Kevin Hart has readdressed his past homophobic tweets, which saw him forced to step down from his role of hosting the Oscars.
“Yo if my son comes home & try’s 2 play with my daughters doll house I’m going 2 break it over his head & say n my voice ‘stop that’s gay’,” he wrote in one tweet, which has since been deleted.
Comments made during his Seriously Funny show in 2010 also received attention, where he told the audience: “One of my biggest fears is my son growing up and being gay. That’s a fear.”
In an apology on The Ellen DeGeneres Show, Hart said: “Once again, Kevin Hart apologises for his remarks that hurt members of the LGBTQ community. I apologise.
“These weren’t words that I said to gay individuals. I didn’t say these words to people, at the time, this was our dumb asses on Twitter going back and forth with each other.”
However, his apology wasn’t something that was well received, and Hart told USA Today about how this confused him. “The way that I handled it in the beginning was never from a place where I’m being negative or angry or playing victim,” he said.
“It was, ‘Hey, guys, I apologised about this. I talked about this years ago and I said I’ll never do it again.’ To me, that was the apology. The apology was never doing it again. I didn’t understand why that wasn’t good [enough].
“Why isn’t the 10-year change of a guy never talking like this, never doing it again through stand-up or jokes, being noticed?”
He added: “I thought the best way to say sorry is by changing, whereas some people still wanted to just hear me say it again. And that’s where I think the miscommunication or the disconnect came from.”
Hart then said that he had spoken to friends of his within the LGBTQ community, who told him they wanted to hear from him that he had changed.

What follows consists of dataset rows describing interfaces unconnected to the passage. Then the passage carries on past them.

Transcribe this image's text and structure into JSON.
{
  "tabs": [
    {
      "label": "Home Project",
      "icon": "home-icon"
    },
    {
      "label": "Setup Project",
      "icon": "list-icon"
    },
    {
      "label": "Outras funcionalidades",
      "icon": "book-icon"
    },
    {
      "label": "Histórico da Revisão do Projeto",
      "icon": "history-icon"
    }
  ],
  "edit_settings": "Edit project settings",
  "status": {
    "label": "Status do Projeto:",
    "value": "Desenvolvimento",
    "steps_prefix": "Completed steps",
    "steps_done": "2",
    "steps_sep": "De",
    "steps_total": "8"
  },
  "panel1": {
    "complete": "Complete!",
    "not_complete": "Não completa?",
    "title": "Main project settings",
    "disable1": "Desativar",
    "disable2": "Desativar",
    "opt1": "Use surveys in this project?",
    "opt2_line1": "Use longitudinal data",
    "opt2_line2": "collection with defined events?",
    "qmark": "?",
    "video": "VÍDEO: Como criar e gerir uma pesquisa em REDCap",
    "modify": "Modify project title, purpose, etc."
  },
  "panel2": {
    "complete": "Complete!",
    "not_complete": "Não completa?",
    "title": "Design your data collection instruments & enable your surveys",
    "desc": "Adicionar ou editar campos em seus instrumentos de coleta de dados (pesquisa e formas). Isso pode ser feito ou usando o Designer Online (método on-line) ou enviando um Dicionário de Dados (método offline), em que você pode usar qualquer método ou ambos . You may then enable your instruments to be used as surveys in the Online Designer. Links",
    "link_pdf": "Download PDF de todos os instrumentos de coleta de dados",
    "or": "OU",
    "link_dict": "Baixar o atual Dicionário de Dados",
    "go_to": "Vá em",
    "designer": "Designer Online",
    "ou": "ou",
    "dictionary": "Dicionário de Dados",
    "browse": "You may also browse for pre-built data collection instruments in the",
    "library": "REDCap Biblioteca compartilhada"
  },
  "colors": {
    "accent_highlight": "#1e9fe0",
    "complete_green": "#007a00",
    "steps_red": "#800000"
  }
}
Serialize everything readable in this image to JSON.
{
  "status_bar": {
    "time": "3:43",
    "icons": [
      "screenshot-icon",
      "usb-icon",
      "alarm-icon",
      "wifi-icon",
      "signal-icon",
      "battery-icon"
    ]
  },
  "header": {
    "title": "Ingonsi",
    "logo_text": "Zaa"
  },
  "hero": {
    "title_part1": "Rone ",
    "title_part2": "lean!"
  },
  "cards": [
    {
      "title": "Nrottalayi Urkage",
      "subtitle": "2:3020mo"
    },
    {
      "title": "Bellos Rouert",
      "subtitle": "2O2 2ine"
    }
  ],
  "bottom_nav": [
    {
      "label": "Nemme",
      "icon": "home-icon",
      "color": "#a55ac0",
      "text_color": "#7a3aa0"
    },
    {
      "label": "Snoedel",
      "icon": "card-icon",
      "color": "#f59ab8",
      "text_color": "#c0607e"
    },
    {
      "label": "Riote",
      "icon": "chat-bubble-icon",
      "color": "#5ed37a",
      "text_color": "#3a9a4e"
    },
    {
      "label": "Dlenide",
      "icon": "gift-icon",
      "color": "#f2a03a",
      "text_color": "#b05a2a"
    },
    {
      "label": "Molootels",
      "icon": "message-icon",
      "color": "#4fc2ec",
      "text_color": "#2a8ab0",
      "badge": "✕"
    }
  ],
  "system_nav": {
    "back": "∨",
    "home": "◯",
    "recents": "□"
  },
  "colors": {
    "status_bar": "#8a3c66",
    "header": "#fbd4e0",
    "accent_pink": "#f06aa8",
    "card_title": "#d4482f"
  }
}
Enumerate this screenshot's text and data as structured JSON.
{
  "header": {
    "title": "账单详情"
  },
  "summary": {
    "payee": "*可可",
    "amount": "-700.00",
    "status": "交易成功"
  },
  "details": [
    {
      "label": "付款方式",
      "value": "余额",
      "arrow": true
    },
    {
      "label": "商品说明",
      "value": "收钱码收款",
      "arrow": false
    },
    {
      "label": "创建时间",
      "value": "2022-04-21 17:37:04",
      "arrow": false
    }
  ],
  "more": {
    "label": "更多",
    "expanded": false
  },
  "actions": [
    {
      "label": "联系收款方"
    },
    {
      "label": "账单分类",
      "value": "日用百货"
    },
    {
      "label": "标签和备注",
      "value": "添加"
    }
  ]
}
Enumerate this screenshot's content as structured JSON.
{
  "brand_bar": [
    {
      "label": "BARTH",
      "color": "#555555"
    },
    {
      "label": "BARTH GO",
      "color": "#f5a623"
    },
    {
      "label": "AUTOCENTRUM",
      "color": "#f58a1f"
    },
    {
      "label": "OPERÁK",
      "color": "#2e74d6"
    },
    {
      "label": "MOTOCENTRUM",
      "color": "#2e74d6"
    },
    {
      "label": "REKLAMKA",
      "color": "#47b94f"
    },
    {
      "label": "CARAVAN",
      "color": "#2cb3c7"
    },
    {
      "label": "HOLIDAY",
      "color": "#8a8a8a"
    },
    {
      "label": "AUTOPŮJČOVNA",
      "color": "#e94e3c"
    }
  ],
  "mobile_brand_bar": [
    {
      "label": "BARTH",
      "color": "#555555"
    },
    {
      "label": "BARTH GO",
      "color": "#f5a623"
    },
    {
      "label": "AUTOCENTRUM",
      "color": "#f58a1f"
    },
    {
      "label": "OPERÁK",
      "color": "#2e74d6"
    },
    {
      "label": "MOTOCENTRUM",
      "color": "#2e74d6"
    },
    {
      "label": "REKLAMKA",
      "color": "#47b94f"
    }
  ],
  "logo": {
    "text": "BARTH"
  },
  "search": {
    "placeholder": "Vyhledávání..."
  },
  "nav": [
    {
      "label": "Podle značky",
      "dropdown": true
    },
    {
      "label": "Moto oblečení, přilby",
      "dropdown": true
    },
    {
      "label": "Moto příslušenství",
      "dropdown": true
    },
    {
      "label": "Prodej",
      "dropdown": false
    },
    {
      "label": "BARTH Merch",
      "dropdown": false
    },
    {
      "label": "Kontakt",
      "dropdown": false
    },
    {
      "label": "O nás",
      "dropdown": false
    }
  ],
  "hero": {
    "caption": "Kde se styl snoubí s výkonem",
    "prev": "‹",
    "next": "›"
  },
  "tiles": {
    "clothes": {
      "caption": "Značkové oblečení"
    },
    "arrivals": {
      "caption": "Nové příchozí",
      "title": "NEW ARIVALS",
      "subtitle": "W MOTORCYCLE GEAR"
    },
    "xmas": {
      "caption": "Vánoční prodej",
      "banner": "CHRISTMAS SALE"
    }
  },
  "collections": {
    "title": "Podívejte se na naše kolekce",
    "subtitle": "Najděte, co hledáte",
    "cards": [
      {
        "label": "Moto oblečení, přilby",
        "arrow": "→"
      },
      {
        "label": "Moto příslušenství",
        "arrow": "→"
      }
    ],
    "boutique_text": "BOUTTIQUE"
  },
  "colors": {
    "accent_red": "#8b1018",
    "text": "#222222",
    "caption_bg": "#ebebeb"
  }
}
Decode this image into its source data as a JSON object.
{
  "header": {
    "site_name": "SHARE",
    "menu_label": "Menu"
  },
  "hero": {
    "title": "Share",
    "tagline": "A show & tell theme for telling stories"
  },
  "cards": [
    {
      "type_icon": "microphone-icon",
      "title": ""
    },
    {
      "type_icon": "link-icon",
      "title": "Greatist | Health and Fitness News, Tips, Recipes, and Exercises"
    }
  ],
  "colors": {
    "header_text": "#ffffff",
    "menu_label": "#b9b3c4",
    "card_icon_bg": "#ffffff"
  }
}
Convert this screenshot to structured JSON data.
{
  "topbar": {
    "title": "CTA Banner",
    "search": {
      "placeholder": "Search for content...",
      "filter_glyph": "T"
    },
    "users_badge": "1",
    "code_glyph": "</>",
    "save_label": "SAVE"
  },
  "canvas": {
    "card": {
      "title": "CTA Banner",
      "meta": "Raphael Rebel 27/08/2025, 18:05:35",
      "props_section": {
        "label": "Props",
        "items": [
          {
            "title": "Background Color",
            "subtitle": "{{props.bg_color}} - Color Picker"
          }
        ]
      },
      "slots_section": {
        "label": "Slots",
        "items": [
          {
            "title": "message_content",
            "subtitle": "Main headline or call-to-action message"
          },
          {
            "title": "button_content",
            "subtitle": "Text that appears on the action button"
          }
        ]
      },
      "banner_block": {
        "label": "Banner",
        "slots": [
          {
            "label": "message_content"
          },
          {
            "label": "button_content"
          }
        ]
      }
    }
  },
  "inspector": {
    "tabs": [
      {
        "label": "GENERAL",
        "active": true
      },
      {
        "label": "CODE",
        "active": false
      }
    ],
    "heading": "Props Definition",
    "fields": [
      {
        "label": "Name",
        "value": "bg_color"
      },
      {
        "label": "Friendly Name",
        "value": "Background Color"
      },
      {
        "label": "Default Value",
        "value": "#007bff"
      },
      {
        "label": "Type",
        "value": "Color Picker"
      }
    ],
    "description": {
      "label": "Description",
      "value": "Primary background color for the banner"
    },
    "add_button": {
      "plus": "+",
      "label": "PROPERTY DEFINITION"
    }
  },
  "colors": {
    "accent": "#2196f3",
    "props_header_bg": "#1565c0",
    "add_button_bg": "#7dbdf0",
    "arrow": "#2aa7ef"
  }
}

““I thought that me putting my change on display and never going back to that was the best way to do that,” he said. “And if the verbal [apology] would have been better, then I can understand that. But at the time, I didn’t grasp that concept of just wanting to hear that again.
“Hopefully the people of the LGBTQ community know that I in no way, shape or form embrace any ill will toward anybody in general. It’s not who I am.”